Washington has levied sanctions against five leading criminal figures it identified as members of a "coordinating body" of organized crime.
The U.S. Treasury Department slapped asset freezes and transaction bans on Temur Mirzoyev, Vladimir Vagin, Koba Shemazashvili and the brothers Lasha and Kakhaber Shushanashvili, according to a statement on its website, which was republished by the U.S. Embassy late Thursday.
It said the five were members of the "Brothers' Circle," which combines key members of what it dubs a "Eurasian crime syndicate."
Experts said each of the identified figures is associated with Aslan Usoyan, better known as Grandpa Khasan and considered the most influential mafia boss on former Soviet territory.
The Tbilisi-born Mirzoyev is described by the U.S. Treasury as a leading mobster from Yekaterinburg, and has been identified by national media as Usoyan's crown prince.
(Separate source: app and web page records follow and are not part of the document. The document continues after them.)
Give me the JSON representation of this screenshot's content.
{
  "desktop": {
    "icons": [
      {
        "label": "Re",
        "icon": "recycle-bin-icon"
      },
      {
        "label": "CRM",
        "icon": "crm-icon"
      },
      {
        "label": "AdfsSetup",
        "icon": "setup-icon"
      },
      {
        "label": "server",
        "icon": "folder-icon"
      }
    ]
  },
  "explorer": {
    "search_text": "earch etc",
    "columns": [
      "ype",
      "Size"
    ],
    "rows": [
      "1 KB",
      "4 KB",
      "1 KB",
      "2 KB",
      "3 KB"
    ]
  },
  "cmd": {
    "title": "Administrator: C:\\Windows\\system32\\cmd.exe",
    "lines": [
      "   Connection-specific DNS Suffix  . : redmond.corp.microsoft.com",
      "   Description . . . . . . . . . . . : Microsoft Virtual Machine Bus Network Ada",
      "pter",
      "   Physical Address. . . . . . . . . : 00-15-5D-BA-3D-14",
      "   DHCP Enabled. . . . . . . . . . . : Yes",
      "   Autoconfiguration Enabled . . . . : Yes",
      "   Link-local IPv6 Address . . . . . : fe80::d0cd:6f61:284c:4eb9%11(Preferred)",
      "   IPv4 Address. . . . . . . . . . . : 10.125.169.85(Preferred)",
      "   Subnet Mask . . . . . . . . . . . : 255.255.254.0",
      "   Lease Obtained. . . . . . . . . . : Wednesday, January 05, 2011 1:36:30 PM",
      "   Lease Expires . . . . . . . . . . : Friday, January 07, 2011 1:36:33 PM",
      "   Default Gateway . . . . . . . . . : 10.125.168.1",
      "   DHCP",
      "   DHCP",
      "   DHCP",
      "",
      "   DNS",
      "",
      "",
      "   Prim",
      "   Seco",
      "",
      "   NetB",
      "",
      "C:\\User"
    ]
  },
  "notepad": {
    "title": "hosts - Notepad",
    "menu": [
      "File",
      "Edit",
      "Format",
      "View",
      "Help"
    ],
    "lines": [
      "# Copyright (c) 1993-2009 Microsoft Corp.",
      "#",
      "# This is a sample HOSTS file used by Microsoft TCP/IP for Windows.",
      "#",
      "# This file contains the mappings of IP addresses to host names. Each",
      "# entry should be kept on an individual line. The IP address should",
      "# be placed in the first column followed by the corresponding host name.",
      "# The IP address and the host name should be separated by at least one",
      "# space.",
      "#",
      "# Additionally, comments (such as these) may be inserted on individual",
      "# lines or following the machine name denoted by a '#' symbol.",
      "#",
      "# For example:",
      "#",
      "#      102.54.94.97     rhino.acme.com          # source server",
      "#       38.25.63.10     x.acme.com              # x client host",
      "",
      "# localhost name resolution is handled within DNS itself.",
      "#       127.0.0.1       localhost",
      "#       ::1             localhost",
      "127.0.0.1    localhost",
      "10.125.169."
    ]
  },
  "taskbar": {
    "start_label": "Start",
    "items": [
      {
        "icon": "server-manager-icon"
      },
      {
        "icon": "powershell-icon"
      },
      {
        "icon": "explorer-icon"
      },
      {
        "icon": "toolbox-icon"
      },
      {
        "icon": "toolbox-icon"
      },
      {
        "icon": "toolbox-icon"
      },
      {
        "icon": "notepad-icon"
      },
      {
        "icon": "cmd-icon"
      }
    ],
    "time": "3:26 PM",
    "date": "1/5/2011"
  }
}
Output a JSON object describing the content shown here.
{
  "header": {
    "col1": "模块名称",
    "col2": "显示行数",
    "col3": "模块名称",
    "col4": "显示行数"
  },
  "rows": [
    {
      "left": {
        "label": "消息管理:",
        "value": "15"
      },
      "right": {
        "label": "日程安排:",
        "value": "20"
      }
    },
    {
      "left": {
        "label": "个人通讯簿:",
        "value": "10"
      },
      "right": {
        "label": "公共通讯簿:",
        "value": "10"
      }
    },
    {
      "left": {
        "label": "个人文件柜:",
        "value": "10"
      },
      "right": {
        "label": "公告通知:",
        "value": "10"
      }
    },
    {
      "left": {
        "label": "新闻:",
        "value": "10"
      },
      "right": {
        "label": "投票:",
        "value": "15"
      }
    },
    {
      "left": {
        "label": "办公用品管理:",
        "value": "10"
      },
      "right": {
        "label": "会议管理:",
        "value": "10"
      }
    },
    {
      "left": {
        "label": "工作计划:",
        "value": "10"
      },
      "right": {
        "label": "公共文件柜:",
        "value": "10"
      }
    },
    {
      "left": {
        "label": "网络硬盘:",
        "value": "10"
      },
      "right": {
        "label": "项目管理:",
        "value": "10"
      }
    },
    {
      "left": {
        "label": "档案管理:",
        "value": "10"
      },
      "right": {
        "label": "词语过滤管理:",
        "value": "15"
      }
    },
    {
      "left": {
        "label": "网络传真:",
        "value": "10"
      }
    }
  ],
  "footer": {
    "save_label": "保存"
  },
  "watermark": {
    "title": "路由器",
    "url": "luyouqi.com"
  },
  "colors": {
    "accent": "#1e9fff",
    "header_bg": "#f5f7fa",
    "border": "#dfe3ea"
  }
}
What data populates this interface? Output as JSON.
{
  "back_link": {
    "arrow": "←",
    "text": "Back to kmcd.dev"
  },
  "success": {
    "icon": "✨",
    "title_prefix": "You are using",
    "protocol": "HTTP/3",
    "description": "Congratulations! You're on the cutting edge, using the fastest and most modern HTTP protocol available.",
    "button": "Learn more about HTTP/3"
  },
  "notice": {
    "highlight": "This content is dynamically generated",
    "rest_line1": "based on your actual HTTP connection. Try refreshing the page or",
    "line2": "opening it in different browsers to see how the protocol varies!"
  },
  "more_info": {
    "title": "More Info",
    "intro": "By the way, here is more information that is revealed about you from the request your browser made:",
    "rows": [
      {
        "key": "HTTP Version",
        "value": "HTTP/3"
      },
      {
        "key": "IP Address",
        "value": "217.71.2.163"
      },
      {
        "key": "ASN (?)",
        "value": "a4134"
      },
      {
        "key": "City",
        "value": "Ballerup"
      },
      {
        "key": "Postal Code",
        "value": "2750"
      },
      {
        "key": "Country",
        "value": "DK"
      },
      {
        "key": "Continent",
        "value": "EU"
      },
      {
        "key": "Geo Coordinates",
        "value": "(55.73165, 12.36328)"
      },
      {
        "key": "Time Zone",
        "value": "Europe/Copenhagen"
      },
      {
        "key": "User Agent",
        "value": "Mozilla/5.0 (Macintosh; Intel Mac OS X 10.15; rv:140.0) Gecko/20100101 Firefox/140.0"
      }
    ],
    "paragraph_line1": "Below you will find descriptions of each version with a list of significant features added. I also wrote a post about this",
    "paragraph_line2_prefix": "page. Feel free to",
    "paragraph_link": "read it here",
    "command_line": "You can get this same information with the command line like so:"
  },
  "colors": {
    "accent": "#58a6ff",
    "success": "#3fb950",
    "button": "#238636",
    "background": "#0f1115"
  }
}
He was reportedly temporarily arrested in 2006 in Sochi and again in 2009 in Moscow.
Another native of Georgia working for Usoyan is Lasha Shushanashvili, who was arrested in Greece this January on a warrant from Spain, where he is wanted on several charges.
According to the Treasury, he was "in overall charge of a criminal organization," and his brother, Kakhaber, and Koba Shemazashvili acted as his subordinates.
Kakhaber Shushanashvili was arrested in Spain in 2010, during a Europe-wide raid in which some 80 reputed mobsters with ties to the former Soviet Union were arrested. He and Shemazashvili, who was arrested in Ukraine last year, are now imprisoned in Spain.
Vagin fled the country after being wanted by police for attempted murder in 2009. He was arrested in the United Arab Emirates, but escaped in March 2010 and has since disappeared, the statement said.
The action coincides with a visit by David Cohen, the Treasury Department's undersecretary for terrorism and financial intelligence, earlier this week.
Cohen briefed Russian officials on U.S. efforts to "combat global threats posed by transnational organized crime" and stressed that Washington remains committed to continuing its close coordination with Moscow on this issue, the U.S. Embassy said on its website.
Experts said the U.S. strategy of targeting mobsters' cash flow was promising because criminal funds are often pooled together.
"It certainly undermines the trust and reciprocity that is crucial in maintaining these networks," Mark Galeotti, a professor at New York University's Center for Global Affairs, wrote on his blog.
"Bit by bit, the strategy will nibble away at the wider networks," Galeotti wrote.